REPUBLICAN’S CALL FOR GARLAND
HEARINGS DRAWS CONSERVATIVE FIRE
–Headline, Washington Post – 3/26/16
Not to beat a dead horse, but when the horse turns out to be a jackass and it’s still braying . . .
When last heard from, I was leaving the Republican Party or what passes in transmogrified form these days for what was once the party of Lincoln. No news cycle passes that gives me reason to regret it. The story beneath the Post headline tells it all.
It appears that Senator Jerry Moran, a Kansas Republican running for re-election, had uttered the following at a meeting of the west Kansas Rotary Club: “I think we have the responsibility to have a hearing, to have a conversation and to make a determination on the merit” of President Obama’s nomination of Merrick Garland to the Supreme Court.
On being informed of Moran’s open-minded thought, one Jenny Beth Martin, co-founder of the local Tea Party chapter, responded: “It’s this kind of outrageous behavior that leads Tea Party activists to think seriously of encouraging someone to run against Moran in the August GOP primary”; to which Moran, regaining his ideological lockstep, immediately backtracked, declaring he was unconditionally “opposed to President Obama’s . . . attempt to put another liberal judge on the Supreme Court.”
Liberal judge?
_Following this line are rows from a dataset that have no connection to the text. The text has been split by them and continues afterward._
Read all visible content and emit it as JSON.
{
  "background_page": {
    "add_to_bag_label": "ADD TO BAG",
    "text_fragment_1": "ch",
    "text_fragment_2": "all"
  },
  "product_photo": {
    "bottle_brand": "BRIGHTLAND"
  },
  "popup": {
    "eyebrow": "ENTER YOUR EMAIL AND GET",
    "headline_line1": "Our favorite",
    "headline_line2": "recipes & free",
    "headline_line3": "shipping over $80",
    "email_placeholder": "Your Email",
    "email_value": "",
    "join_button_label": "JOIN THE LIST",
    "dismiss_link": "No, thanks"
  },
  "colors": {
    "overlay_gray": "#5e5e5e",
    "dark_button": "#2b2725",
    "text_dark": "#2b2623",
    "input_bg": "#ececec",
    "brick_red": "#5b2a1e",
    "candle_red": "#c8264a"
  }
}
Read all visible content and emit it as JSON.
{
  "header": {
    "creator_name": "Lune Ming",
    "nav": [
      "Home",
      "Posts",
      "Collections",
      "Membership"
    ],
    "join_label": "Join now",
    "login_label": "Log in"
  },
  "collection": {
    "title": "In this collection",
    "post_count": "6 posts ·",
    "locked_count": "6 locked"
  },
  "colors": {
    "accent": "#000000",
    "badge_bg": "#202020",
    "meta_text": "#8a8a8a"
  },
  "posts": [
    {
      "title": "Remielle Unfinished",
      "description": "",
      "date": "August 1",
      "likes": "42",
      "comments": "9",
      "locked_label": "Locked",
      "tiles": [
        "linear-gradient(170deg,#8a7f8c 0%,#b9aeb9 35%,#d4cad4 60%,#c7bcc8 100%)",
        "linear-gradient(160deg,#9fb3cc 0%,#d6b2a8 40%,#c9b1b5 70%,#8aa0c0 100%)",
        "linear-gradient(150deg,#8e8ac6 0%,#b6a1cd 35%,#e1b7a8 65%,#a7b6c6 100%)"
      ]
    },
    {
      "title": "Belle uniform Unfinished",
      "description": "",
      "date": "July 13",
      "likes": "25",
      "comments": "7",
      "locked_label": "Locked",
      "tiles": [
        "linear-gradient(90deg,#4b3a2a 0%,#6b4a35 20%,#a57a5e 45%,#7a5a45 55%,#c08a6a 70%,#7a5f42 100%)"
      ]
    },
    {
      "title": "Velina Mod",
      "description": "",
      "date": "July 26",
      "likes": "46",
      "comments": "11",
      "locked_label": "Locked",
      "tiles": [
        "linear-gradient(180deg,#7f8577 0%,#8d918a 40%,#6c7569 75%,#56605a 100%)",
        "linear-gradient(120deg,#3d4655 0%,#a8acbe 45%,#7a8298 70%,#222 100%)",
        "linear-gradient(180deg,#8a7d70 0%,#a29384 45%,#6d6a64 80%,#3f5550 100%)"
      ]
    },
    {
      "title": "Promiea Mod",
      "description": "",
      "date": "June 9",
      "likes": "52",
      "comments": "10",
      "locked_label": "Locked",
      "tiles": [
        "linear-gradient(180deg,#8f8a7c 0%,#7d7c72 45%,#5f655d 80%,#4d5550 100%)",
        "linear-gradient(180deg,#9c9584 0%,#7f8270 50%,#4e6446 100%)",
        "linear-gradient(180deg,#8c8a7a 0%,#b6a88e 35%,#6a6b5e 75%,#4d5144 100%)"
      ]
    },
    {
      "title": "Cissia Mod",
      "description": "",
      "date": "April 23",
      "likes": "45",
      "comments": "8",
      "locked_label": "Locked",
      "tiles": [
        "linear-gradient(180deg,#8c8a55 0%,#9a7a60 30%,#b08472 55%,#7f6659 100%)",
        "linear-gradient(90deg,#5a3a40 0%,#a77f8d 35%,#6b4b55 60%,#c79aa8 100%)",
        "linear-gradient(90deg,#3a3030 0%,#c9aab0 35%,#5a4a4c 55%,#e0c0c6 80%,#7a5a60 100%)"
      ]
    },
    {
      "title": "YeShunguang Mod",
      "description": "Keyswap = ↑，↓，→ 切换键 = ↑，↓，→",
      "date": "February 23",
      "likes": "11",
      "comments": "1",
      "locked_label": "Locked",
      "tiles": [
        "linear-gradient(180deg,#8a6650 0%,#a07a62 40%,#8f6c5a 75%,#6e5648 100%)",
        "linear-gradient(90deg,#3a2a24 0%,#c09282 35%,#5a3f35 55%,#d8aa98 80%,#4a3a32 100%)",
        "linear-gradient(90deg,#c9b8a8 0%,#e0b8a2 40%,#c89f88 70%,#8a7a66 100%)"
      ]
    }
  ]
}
Since being nominated Garland has drawn the support not only of conservative columnist George Will, but of his former colleague on the D.C. Court of Appeals (and Clinton impeachment prosecutor) Kenneth Starr.
Keep in mind, Senator Moran’s departure from the Tea Party line wasn’t that he took Will’s and Starr’s favorable view of Obama’s nominee; only that he thought the Senate had the responsibility to hold hearings on the nomination.
Charge the whole thing off as an isolated incident that doesn’t reflect, as Paul Ryan would say, “the values” of the Republican Party? Only if you ignore the fact that Tea Party “activists” are simply following the our-way-or-no-way line laid down by Senate Majority Leader Mitch McConnell after Antonin Scalia’s death left a vacancy on the Supreme Court.
A few weeks ago I had occasion to visit Alabama on the day Senator Richard Shelby was being challenged at the polls by a Tea Party opponent. The opponent claimed that Shelby wasn’t a true conservative – a sign of these Republican times in that the only way one could get more conservative than Richard Shelby is by coming out against the Thirteenth and Fourteenth Amendments; which, given the current direction the GOP is headed, I expect will soon come about in a Tea Party-approved speech before the west Kansas Rotary Club.
Sound bite to remember
“A legal system which can’t convict Al Capone of anything but income tax fraud is apt to make the police rather cynical.”